--- Data supplied ---
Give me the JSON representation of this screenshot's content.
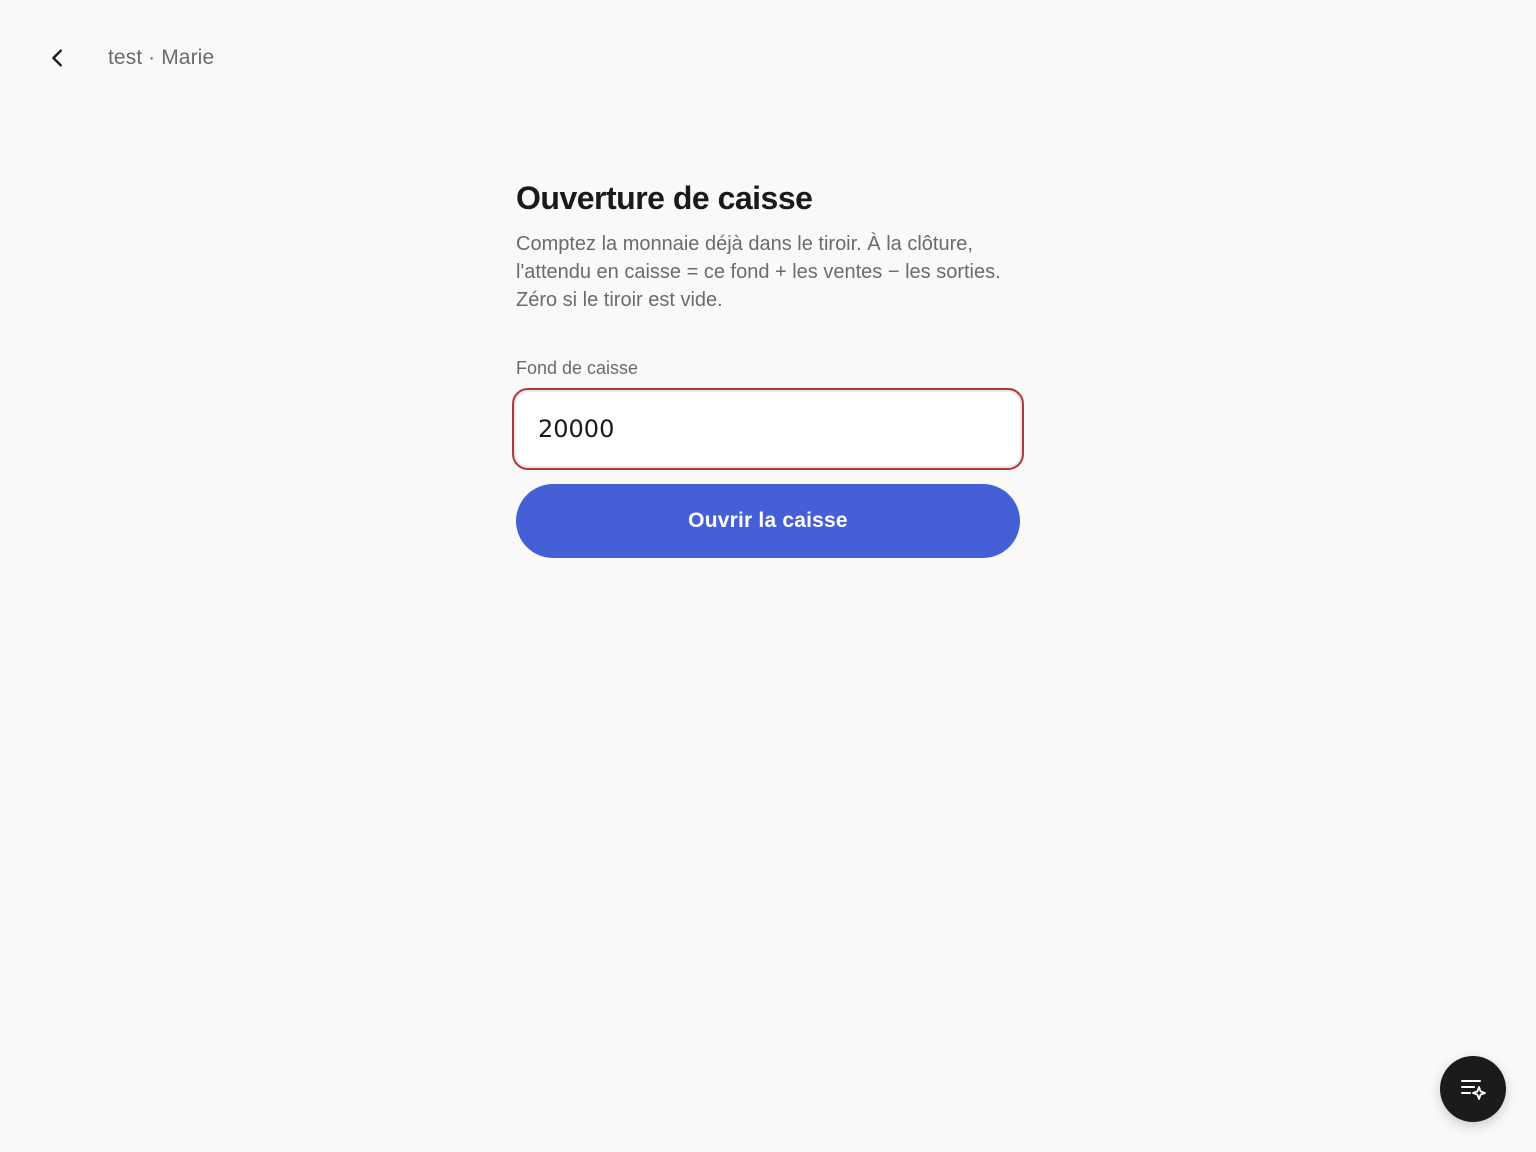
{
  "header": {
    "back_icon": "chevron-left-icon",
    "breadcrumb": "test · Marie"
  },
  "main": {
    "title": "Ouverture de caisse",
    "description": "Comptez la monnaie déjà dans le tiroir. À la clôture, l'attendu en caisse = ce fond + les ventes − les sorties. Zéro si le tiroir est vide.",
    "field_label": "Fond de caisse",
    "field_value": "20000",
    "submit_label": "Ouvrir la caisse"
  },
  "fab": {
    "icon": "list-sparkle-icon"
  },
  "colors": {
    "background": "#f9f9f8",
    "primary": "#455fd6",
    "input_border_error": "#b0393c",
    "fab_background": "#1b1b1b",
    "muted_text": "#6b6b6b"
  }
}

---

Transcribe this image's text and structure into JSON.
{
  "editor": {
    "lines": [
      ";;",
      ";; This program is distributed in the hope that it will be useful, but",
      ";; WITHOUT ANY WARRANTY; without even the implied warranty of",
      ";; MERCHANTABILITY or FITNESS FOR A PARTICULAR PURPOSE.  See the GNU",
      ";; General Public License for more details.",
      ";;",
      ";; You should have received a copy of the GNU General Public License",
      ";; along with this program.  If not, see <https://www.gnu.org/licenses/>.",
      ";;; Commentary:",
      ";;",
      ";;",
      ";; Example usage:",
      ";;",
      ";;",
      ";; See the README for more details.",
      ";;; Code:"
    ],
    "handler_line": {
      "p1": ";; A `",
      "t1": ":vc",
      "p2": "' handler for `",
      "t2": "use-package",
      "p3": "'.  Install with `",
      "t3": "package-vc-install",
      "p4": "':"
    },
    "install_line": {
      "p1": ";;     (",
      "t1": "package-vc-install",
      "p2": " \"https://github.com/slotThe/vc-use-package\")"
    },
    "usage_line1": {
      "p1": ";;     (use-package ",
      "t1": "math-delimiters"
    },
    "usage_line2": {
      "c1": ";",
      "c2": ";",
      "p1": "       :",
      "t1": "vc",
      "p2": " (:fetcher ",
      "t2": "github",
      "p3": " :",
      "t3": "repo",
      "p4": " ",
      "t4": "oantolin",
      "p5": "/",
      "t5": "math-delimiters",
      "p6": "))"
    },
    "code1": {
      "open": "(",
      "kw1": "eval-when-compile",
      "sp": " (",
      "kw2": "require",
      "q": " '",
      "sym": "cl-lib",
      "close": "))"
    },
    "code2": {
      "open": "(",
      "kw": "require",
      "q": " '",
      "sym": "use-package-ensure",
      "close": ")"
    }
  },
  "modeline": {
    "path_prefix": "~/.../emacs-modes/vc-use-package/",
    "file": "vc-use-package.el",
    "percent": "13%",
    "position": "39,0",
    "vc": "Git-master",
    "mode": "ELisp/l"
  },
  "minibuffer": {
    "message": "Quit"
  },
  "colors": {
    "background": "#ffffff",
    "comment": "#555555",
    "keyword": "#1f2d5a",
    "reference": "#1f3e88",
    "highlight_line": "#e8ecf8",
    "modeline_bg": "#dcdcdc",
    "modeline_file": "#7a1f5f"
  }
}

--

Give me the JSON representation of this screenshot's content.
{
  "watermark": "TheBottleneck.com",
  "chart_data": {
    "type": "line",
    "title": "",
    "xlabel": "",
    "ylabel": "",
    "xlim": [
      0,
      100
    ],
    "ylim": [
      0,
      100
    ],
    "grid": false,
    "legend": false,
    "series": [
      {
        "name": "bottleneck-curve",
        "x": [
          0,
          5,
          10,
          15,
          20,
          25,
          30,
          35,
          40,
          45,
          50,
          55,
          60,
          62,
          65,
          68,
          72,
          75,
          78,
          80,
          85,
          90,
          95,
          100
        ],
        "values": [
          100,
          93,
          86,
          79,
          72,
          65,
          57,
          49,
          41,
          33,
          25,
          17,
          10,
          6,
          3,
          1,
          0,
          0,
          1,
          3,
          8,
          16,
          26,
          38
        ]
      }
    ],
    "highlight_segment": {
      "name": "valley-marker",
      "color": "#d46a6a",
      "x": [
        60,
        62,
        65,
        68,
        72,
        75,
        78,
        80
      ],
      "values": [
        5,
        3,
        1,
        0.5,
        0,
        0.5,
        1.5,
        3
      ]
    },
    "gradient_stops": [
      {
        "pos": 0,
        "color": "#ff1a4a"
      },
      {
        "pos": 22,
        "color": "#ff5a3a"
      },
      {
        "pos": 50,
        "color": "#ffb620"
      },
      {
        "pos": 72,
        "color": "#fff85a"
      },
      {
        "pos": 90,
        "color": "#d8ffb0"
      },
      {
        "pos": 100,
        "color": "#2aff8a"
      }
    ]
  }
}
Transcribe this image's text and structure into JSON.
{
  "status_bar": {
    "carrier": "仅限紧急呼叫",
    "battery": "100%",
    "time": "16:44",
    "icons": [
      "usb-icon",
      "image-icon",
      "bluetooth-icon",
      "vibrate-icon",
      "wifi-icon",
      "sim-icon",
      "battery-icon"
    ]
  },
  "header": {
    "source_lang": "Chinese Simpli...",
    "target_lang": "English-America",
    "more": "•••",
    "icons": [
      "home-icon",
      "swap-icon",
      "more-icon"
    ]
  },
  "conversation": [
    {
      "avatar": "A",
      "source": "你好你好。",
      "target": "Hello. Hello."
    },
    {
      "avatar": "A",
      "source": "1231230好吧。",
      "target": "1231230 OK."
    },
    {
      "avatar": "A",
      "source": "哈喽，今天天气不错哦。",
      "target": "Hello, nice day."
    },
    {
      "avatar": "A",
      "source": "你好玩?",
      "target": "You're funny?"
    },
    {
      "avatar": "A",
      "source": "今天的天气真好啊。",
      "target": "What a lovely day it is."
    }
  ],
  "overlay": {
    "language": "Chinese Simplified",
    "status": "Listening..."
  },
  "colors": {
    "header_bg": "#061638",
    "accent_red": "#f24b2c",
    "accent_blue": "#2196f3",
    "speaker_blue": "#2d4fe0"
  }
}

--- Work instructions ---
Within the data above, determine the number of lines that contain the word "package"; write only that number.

--- Result of this task ---
8